And while the most recent BLS report showed inflation is slowing year over year—the CPI for all items rose 6.4 percent for the 12 months ending in January—it remains higher than the Federal Reserve's target rate of 2 percent. Meanwhile, wage growth still significantly trails inflation.
Inflation has also caused employees to cut back on many expenses—even needed ones—which is a significant factor in mental health issues, experts said.
The most recent mental health index from Telus Health, released Feb. 23, revealed that 13 percent of U.S. workers said inflation is causing them to cut back on health-related expenses, such as out-of-pocket health care services, gym memberships and eyeglasses. An additional 4 percent have cut back on prescription medicines. Jointly, these cuts represent more than 34 million, or one in six, workers and their family members.
On average, the Telus index found that U.S. employees who reduced their spending on prescription medications due to inflation have a mental health score of 52.8 out of 100—which is 19 points below the national average. Individuals who say inflation caused them to reduce spending on general health-related expenses scored 58.1, nearly 14 points below the national average. Anything under 80 is considered below optimal levels of mental health.
"The current economic environment is leading many employees to feel pressure to prioritize finances over their health and well-being," said Michael Dingle, chief operating officer at Telus Health. "This is an impossible choice, as one is not mutually exclusive from the other. In fact, financial well-being is a fundamental contributor to overall health."
A Call to Action for Employers
In general, employees' mental health remains a significant problem and hasn't improved that much since the start of the pandemic. In addition to inflation and financial pressures, the ongoing pandemic, a series of mass shootings and other stressors have proved to be extremely problematic.
"Three years ago, when the pandemic began, the rug was pulled out from under us. We lost a sense of control, and that greatly affects our mental health. Nothing really has turned around since," Allen said. "What you see now is likely not going to change without some significant interventions."
The situation should be a call to action for employers, who should offer a suite of well-being services—including mental, physical and financial wellness services—while training managers on mental health initiatives, being flexible and offering a suite of other financial benefits, Allen said. Empathy, communication and understanding are also important parts of the equation.

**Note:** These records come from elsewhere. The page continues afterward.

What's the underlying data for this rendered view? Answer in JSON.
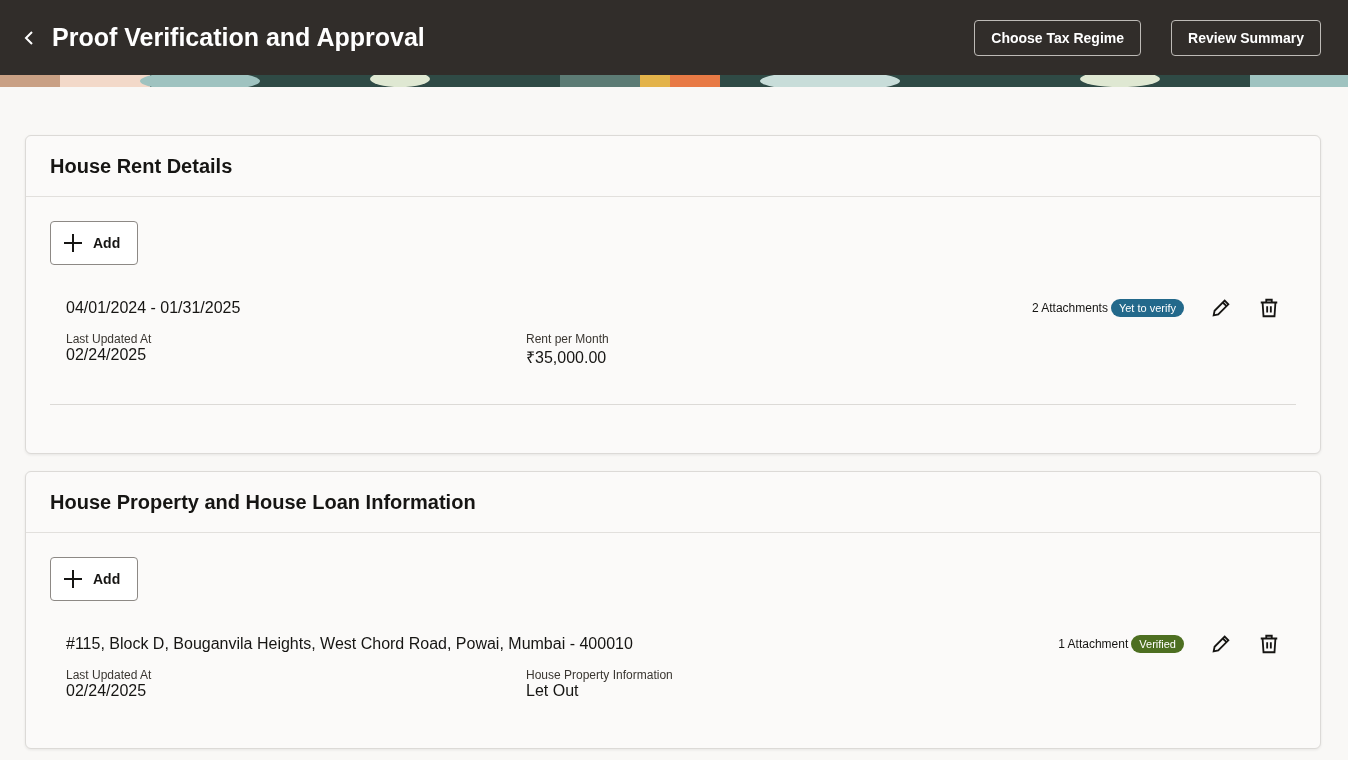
{
  "header": {
    "title": "Proof Verification and Approval",
    "buttons": [
      "Choose Tax Regime",
      "Review Summary"
    ]
  },
  "sections": [
    {
      "title": "House Rent Details",
      "add_label": "Add",
      "records": [
        {
          "heading": "04/01/2024 - 01/31/2025",
          "attachments": "2 Attachments",
          "status": {
            "kind": "pending",
            "label": "Yet to verify"
          },
          "fields": [
            {
              "label": "Last Updated At",
              "value": "02/24/2025"
            },
            {
              "label": "Rent per Month",
              "value": "₹35,000.00"
            }
          ]
        }
      ],
      "divider": true
    },
    {
      "title": "House Property and House Loan Information",
      "add_label": "Add",
      "records": [
        {
          "heading": "#115, Block D, Bouganvila Heights, West Chord Road, Powai, Mumbai - 400010",
          "attachments": "1 Attachment",
          "status": {
            "kind": "verified",
            "label": "Verified"
          },
          "fields": [
            {
              "label": "Last Updated At",
              "value": "02/24/2025"
            },
            {
              "label": "House Property Information",
              "value": "Let Out"
            }
          ]
        }
      ],
      "divider": false
    }
  ]
}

"It's time for us to invest much more in mental health, and not just in terms of lip service," Allen said. "It's way past stigma at this point. It's around how we live our lives, how we connect with others, how we utilize counseling—all of those things need to be a fair bit different than they were before. And employer support is vital to this."
Ongoing and frequent communication from employers is also paramount. That strategy was embraced by many employers at the start of the pandemic, but it has gone by the wayside in recent months.
Hoogensen said employers would benefit from effectively communicating about what benefits are offered and how they can be used as the first—and most crucial—step to increase utilization.
"Even businesses with an employee assistance program (EAP) may not realize the well-being resources they can access through its services. Awareness of mental health and well-being resources through an EAP is a top challenge in helping employees access the tools they need," she said. "Remind your staff throughout the year of all the available support—not only during benefits enrollment. Employees will have different ways they prefer to reach out: Some may want to quietly explore their own path through referral to a website or phone number, while others may value more public discussion in the workplace."